This review has been ‘repurposed’ from my other site, theOneliner.com
If there’s one thing that’ll immediately raise the stock of any sci-fi-esque movie in this neck of the woods, it’s saying that it’s based on a Philip K. Dick story, however loosely. The Adjustment Bureau takes its inspiration from his short story Adjustment Team, with Matt Damon playing David Norris, a politician we join as he’s failing to get into office in the 2006 elections.
After a chance, fleeting meeting with the free-spirited dancer Elise Sellas (Emily Blunt) in a toilet, which isn’t as seedy as it sounds, he’s inspired to can his pre-prepared soundbites and deliver a heartfelt, truth-laden speech that immediately puts him to the front of the race for the next election race. However, he loses contact with Elise.
Turns out that wasn’t entirely his fault, as we’re introduced to the operatives of the Adjustment Bureau and their awesome hats. They’ve been making micro-adjustments to the course of David’s life to ensure that he progresses in accordance with the plans laid out for him, which do not call for a life with Elise. When one of these ‘adjustments’ is botched, Norris walks in on a team changing someone’s mind with their strange powers. Or sufficiently advanced technology. Or something, anyway.
Norris is threatened to either hold his tongue about what he’s seen – and who would believe him anyway? – or be lobotomised. Unsurprisingly, he opts for the former, until a few years later Norris again meets with Elise by chance, prompting a full scale panic in the Bureau to split the lovestruck pair up.
Soon, Terence Stamp shows up playing heaven’s thug on the authority of the mysterious Chairman, saying almost literally that he should tow the line or he’ll start breaking legs. Chafing at this, Norris manages to use some of the Bureau’s powers against them after finding a sympathiser, and heads off to their HQ in search of an explaination.
While President Obama might not have appreciated Matt Damon’s performance, I’ve no bones to pick with it, and there’s a believable chemistry between him and Elimy Blunt.
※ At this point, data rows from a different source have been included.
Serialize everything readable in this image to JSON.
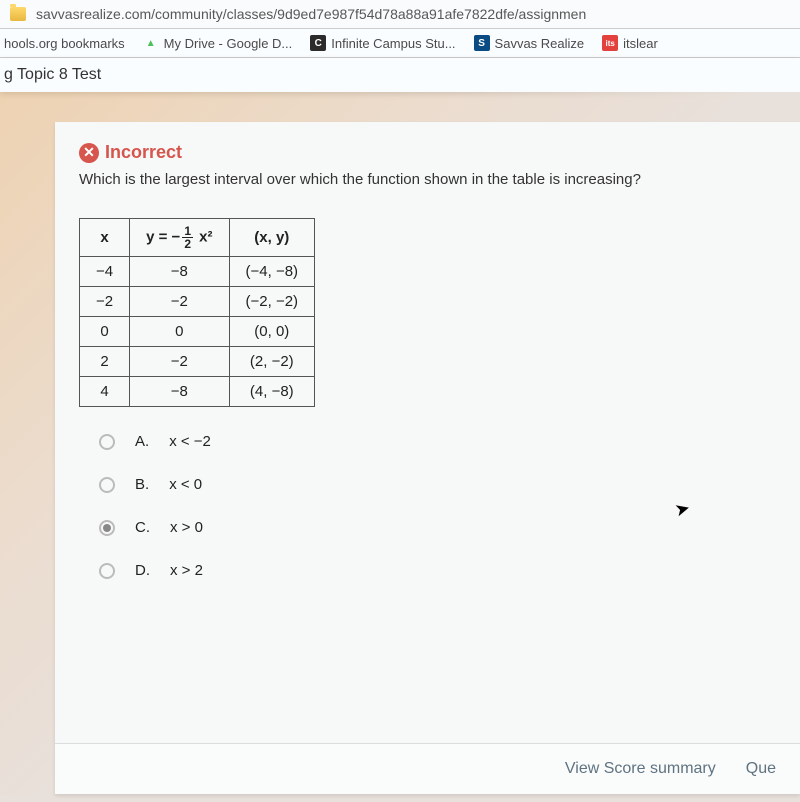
{
  "url": "savvasrealize.com/community/classes/9d9ed7e987f54d78a88a91afe7822dfe/assignmen",
  "bookmarks": [
    {
      "label": "hools.org bookmarks",
      "icon_bg": "",
      "icon_text": ""
    },
    {
      "label": "My Drive - Google D...",
      "icon_bg": "#4dc05a",
      "icon_text": "△"
    },
    {
      "label": "Infinite Campus Stu...",
      "icon_bg": "#2b2b2b",
      "icon_text": "C"
    },
    {
      "label": "Savvas Realize",
      "icon_bg": "#0b4b83",
      "icon_text": "S"
    },
    {
      "label": "itslear",
      "icon_bg": "#e3413d",
      "icon_text": "its"
    }
  ],
  "tab_title": "g Topic 8 Test",
  "status": {
    "text": "Incorrect",
    "icon": "✕"
  },
  "question": "Which is the largest interval over which the function shown in the table is increasing?",
  "table": {
    "headers": {
      "col1": "x",
      "col2_prefix": "y = −",
      "col2_frac_num": "1",
      "col2_frac_den": "2",
      "col2_suffix": " x²",
      "col3": "(x, y)"
    },
    "rows": [
      {
        "x": "−4",
        "y": "−8",
        "xy": "(−4, −8)"
      },
      {
        "x": "−2",
        "y": "−2",
        "xy": "(−2, −2)"
      },
      {
        "x": "0",
        "y": "0",
        "xy": "(0, 0)"
      },
      {
        "x": "2",
        "y": "−2",
        "xy": "(2, −2)"
      },
      {
        "x": "4",
        "y": "−8",
        "xy": "(4, −8)"
      }
    ]
  },
  "answers": [
    {
      "letter": "A.",
      "text": "x < −2",
      "selected": false
    },
    {
      "letter": "B.",
      "text": "x < 0",
      "selected": false
    },
    {
      "letter": "C.",
      "text": "x > 0",
      "selected": true
    },
    {
      "letter": "D.",
      "text": "x > 2",
      "selected": false
    }
  ],
  "footer": {
    "view_score": "View Score summary",
    "que": "Que"
  }
}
The story makes for thought-provoking viewing, and the pacing is punchy and dynamic.
It even manages to get around my usual automatic hackle-raising as soon as religion is introduced as a reason behind anything by taking a particularly unorthodox view. Here ‘the chairman’ is by no means omnipotent or omniscient. At the very least, I’m pretty sure there’s no part of Christian theology that portrays heaven and angels as, essentially, the offices and staff from Mad Men.
It’s a very entertaining watch and features awesome hats, so therfore gets a seal of recommendation from this scrivvener at the very least.